Look through the material below and count the lines that hold "Kimliği". Give that number by itself.

# Entries shown
● ● ● ● ● ● ●

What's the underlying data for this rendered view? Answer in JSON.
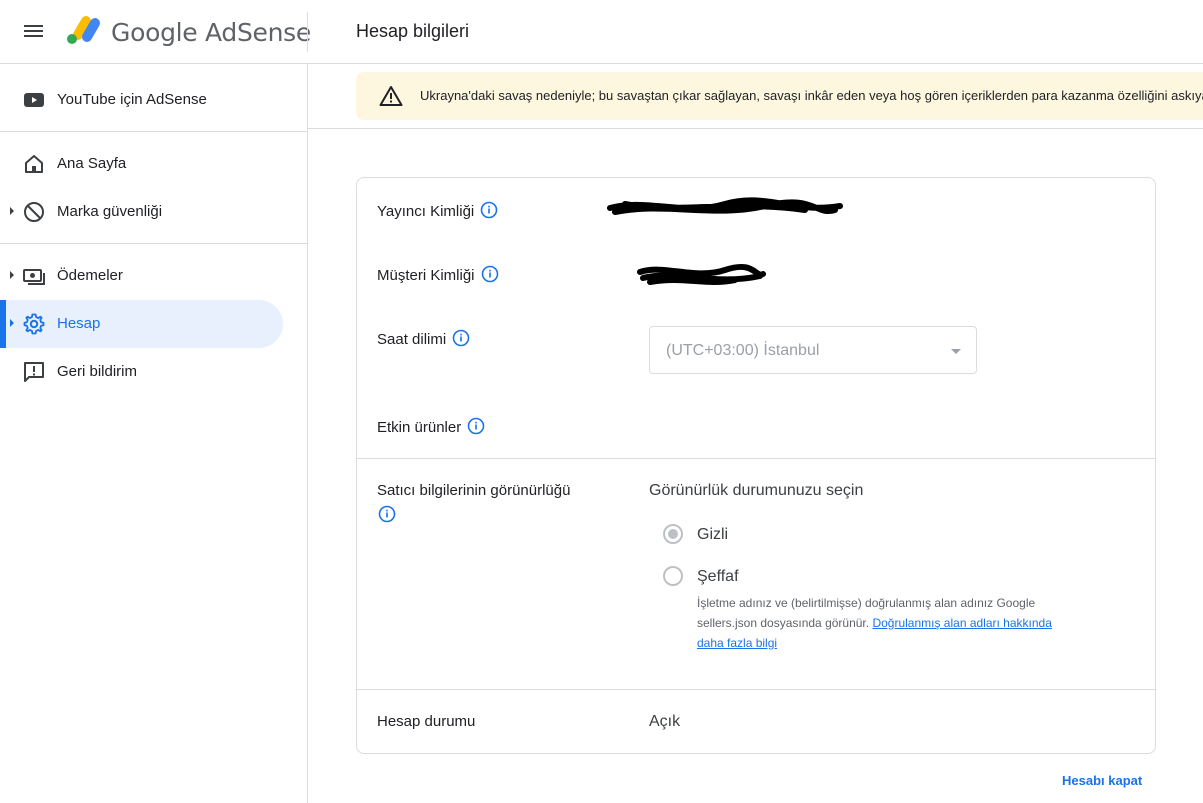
{
  "header": {
    "brand": "Google AdSense",
    "page_title": "Hesap bilgileri"
  },
  "sidebar": {
    "items": [
      {
        "label": "YouTube için AdSense",
        "icon": "youtube-icon"
      },
      {
        "label": "Ana Sayfa",
        "icon": "home-icon"
      },
      {
        "label": "Marka güvenliği",
        "icon": "block-icon"
      },
      {
        "label": "Ödemeler",
        "icon": "payments-icon"
      },
      {
        "label": "Hesap",
        "icon": "gear-icon",
        "active": true
      },
      {
        "label": "Geri bildirim",
        "icon": "feedback-icon"
      }
    ]
  },
  "banner": {
    "text": "Ukrayna'daki savaş nedeniyle; bu savaştan çıkar sağlayan, savaşı inkâr eden veya hoş gören içeriklerden para kazanma özelliğini askıya a"
  },
  "account": {
    "publisher_id_label": "Yayıncı Kimliği",
    "customer_id_label": "Müşteri Kimliği",
    "timezone_label": "Saat dilimi",
    "timezone_value": "(UTC+03:00) İstanbul",
    "active_products_label": "Etkin ürünler",
    "seller_visibility_label": "Satıcı bilgilerinin görünürlüğü",
    "visibility_prompt": "Görünürlük durumunuzu seçin",
    "option_hidden": "Gizli",
    "option_transparent": "Şeffaf",
    "transparent_desc": "İşletme adınız ve (belirtilmişse) doğrulanmış alan adınız Google sellers.json dosyasında görünür. ",
    "learn_more_link": "Doğrulanmış alan adları hakkında daha fazla bilgi",
    "status_label": "Hesap durumu",
    "status_value": "Açık"
  },
  "footer": {
    "close_account": "Hesabı kapat"
  },
  "colors": {
    "accent": "#1a73e8",
    "active_bg": "#e8f0fe",
    "banner_bg": "#fef7e0"
  }
}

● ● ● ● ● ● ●

# Response area
2